Think about the last time you drove into a major city.  Chances are you traveled on a highway that allowed many cars to travel quickly to their general destination.

If you imagine our highway system as transmission lines and cars as electrons, you have a good analogy to describe how our grid works.

Like highways, transmission lines carry bulk energy quickly across long distances and across state lines. But again, like highways, when transmission lines are overburdened they become less efficient and reliable.

South Dakota can lead in renewable energy

The Great Plains has a bright future in renewable energy, especially in rural areas where there is abundant space and resources are plentiful.
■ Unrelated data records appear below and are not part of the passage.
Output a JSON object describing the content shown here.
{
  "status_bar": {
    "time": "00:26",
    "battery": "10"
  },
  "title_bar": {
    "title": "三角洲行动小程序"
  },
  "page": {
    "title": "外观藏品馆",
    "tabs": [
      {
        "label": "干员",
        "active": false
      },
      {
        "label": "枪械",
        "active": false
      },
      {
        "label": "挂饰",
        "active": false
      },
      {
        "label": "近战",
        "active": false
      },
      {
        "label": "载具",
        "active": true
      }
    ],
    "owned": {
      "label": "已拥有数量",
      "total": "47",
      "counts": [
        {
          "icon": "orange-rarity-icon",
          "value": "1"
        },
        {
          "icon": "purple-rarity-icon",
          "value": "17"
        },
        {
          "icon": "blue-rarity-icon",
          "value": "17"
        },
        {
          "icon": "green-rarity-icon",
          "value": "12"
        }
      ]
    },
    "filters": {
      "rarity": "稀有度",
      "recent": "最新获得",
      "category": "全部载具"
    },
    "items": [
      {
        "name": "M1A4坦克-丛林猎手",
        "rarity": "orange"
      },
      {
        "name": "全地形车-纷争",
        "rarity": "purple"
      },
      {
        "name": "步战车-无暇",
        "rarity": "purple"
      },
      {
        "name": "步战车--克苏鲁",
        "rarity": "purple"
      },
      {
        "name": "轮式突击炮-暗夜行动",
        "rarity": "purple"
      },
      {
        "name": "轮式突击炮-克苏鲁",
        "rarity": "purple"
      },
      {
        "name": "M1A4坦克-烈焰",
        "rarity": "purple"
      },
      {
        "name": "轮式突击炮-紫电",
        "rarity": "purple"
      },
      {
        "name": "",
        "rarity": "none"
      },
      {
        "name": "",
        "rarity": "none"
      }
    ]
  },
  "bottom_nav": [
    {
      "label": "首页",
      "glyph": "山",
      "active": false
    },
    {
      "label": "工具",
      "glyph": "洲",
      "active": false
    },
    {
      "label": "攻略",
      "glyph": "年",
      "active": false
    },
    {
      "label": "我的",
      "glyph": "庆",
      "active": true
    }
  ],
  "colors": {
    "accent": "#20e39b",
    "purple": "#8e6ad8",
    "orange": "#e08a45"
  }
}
South Dakota ranks fifth in the U.S. for wind energy potential, capable of producing enough energy from wind to meet the state’s energy needs 300 times over. While South Dakota currently produces more than 26 percent of its energy from wind, there is still room for growth in the state.